I’m familiar with Carnegie and Ziglar…but you’re introducing me to Mackay. Got a book recommendation?

Kenneth Wells

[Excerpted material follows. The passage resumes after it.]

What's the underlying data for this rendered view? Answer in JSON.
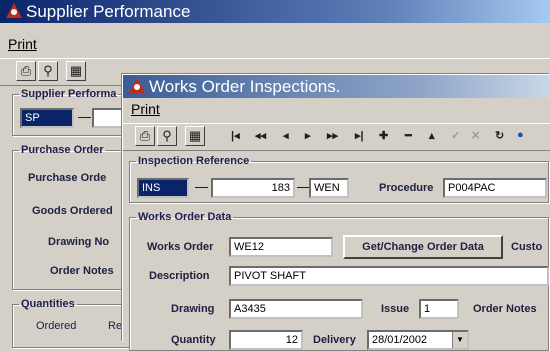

You should add Stephen Covey to that list, too. One of his seven habits is “Seek first to understand, then to be understood”. Sometimes it pays to just listen to a person to see where they are coming from without adding our two cents worth. Once we understand that person, we are in a better position to help that person.